Kate took the plunge at Cathedral Quarry in Little Langdale, Cumbria, after having a go at mountain biking with a group of Air Cadets.

Thirteen-year-old Itelouwa Odipe, from Lancaster, spoke to the duchess, who is Honorary Air Commandant of the Royal Air Force Air Cadets, as she waited to try abseiling.

He said: “She was about to abseil and I was next in line so she asked me if I wanted to go before her. I was a bit scared so I said no. She said if I did she would meet me down there.”

The teenager spoke to her again after deciding not to brave the drop. “She said it was really good and I should try it,” he said.

“I think she was very kind. Even though she is a Royal Highness, she still does things normal humans do.”

The duchess asked the teenagers about the activities they took part in and how the pandemic had affected their mental health.

“It’s so great to have these challenges,” she said of the activities.

Josh Binnie, 15, from the Kendal squadron of the cadets, told her about his experience in a glider and was asked by the duchess whether it made him travel sick.

When he said no, she replied: “You’re made of tougher stuff than me.”

Josh said: “She was very nice, a lot less formal than I expected.”

Fergus Ripley, 16, from Lancaster, said: “It was a fantastic experience to talk to Her Royal Highness.

“It was great to see her get involved.”

The cadets also made a cup of tea for the duchess, who wore black jeans and a green coat with brown boots.

Abby Armstrong, 14, from Lancaster, said: “I found out this morning we would be meeting her and it was a total shock. I was just like ‘wow’.

“She was very nice and not what I was expecting, she was more down to earth.”

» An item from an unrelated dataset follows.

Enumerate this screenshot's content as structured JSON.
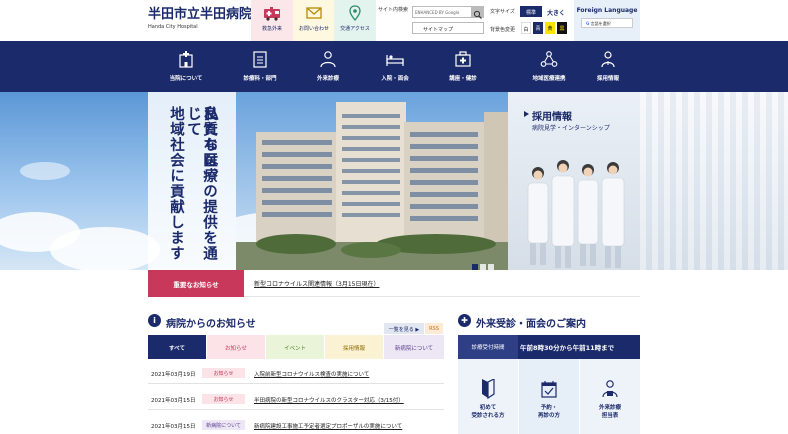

The duchess also spoke to former cadet Emma Wolstenholme, 39, who is planning to row across the Atlantic to raise funds for the organisation in its 80th anniversary year.

Ms Wolstenholme said: “She thinks it’s incredible, an amazing challenge.

“It’s such a great cause. I joined the cadets at 13 and went from being the quietest kid in the school to one of the more confident, outdoorsy and adventurous ones.”

The visit marked the reopening of the Windermere Adventure Training Centre following a £2 million refit.

The centre will allow hundreds of cadets from across the UK to visit the Lake District each year and take part in a wide variety of activities, building their confidence and leadership skills and achieving their Duke of Edinburgh Awards.

After spending time with the cadets, Kate was due to go on a boat trip with with two of the “Windermere Children”, a group of 300 child Holocaust survivors who came to stay in the Lake District in 1945.

She will also meet relatives of survivors to talk about how their loved ones’ time in Cumbria helped them to go on to build successful lives in the UK.